The basics of chunked video coding

As codecs like AV1 and VVC start to permeate through the internet some of us are left wondering if we'll soon see the day where our own content is encoded with these advanced video codecs.

While codecs are generally getting better and better, what is often skipped over is the complexity and time to encode. AV1 can be challenging to encode, especially if quality is important. While hardware encoders are getting better, CPU coding is still better in terms of quality.

That being said, transcoding content to AV1 on a single machine is most of the time just not practical. In this post, I'd like to layout some stuff I've learned while building chunked based transcoding systems.

Architecture

The basic premise of chunked video coding is to split up a video, process each chunk individually (without audio) and mux the segments back together once everything is done. There are many examples of how to do this on a single machine but scant good examples of how to build a system that can scale across tens or thousands of nodes. I think the reason for this is in part because it's really fucking hard to build a system like this.
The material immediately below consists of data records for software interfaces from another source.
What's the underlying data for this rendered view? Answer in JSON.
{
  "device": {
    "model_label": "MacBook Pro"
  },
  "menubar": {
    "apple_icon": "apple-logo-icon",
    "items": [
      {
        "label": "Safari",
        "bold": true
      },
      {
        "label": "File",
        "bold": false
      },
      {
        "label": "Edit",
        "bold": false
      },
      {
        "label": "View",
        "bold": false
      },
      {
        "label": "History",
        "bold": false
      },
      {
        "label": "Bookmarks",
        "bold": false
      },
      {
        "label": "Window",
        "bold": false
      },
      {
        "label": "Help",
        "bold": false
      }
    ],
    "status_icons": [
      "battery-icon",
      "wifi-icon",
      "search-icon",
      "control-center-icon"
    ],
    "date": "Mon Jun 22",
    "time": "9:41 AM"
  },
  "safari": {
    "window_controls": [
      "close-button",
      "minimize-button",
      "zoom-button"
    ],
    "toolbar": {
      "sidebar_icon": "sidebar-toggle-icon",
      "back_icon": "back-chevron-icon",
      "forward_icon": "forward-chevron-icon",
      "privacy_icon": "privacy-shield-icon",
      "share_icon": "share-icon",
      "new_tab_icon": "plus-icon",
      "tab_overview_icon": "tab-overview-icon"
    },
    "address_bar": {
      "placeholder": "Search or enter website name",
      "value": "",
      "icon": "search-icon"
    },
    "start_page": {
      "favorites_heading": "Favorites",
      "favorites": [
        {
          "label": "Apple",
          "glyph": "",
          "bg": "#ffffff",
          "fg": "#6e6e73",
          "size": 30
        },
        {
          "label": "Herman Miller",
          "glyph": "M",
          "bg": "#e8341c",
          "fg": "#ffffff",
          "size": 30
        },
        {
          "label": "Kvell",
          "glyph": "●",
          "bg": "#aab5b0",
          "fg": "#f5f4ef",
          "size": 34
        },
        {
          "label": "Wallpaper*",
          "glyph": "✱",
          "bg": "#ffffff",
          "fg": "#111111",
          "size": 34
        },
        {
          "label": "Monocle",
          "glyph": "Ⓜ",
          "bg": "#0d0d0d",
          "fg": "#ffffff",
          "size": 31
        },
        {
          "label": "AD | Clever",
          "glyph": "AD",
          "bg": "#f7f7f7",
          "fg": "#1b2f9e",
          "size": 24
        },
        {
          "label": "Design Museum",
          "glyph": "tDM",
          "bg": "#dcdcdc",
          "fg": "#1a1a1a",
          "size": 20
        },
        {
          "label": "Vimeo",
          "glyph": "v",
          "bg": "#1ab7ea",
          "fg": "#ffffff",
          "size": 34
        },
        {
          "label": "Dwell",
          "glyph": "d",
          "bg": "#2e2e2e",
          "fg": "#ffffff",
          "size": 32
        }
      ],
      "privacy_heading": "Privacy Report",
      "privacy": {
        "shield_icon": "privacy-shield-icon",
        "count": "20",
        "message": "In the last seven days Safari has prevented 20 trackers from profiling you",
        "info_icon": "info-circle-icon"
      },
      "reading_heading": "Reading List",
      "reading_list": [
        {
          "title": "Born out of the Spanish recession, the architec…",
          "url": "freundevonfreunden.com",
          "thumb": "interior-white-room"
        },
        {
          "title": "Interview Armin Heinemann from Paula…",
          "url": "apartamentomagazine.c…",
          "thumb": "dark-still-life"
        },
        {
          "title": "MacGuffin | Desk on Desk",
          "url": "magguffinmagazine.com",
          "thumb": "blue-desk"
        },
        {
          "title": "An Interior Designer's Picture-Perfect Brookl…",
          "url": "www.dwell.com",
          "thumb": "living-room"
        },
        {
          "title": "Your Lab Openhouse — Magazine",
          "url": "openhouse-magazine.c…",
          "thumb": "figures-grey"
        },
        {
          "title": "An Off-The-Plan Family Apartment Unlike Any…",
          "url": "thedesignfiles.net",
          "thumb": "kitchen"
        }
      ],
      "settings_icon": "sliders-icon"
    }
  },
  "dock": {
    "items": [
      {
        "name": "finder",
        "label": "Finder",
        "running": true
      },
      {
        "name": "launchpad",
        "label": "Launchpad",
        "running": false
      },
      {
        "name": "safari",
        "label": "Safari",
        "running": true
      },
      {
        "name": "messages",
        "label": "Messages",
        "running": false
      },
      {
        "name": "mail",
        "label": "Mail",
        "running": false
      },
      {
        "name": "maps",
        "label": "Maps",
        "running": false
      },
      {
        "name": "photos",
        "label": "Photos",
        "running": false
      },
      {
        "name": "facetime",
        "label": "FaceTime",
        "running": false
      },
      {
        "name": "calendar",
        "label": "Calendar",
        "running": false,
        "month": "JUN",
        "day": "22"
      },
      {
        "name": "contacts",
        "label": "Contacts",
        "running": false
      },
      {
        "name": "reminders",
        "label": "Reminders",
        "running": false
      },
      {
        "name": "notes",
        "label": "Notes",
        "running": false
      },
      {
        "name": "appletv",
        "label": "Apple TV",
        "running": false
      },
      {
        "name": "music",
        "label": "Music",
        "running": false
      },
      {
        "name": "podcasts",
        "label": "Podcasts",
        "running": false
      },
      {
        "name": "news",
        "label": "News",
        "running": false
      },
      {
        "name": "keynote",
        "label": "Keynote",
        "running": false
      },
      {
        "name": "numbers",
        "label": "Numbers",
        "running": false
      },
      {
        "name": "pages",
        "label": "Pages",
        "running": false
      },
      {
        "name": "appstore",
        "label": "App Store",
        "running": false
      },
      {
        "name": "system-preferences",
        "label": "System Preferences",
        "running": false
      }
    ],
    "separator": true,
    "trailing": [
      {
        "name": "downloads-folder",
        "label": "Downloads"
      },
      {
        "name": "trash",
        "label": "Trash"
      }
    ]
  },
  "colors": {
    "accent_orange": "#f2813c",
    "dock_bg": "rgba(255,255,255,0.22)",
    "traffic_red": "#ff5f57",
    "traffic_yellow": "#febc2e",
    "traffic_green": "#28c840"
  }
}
I've been working on open source approaches to chunked transcoding for years and about every 6 months I start over.

Segmentation

This step is the process of splitting up the video. Typically, this is done by splitting at or around I-frames. So if you have a large GOP it could be tricky to split up a video.

ffmpeg -i input.mkv -f segment -c copy -an -segment_time 10 %07d.mkv
I use .mkv almost exclusively, though other containers can work

Notice here that I am specifying the flag `-an` which instructs ffmpeg to skip outputing audio. This is critical when processing chunks of videos. When audio is added to each chunk it changes the timestamps of each chunk very slighlt. Once you mux segments back together you'll find a nasty drift in your A/V sync.

Once segmentation is complete you should have something like this.

├── segments
│   ├── 001.mkv
│   └── 002.mkv
│   └── 00n.mkv
├── audio.wav

With the chunks ready, now we need to transcode them

Transcoding

Transcoding chunks is just as it sounds. We invoke the same command on each chunk and store the output file.

ffmpeg -i segments/001.mkv -c:v libsvtav1 -crd 30 -preset 5 transcoded/001.mkv

Concatenation

This is the process of taking our transcoded segments and recombining them

concat.txt

file 'transcoded/001.mkv'
file 'transcoded/002.mkv'

ffmpeg -f concat -safe 0 -i concat.txt -i audio.wav -c copy output.mp4

I/O Bound

Video encoding is extremely cpu intensive but it is also very I/O heavy. When we take this monolithic process of transcoding a video and break it up into chunks, we have to contend with an enormous amount of network traffic within the system. Instead of processing a 100gb file on a single machine, we may process 100 1gb files on 10 machines. That's a lot of I/O and we need pretty beafy network servers to handle this load.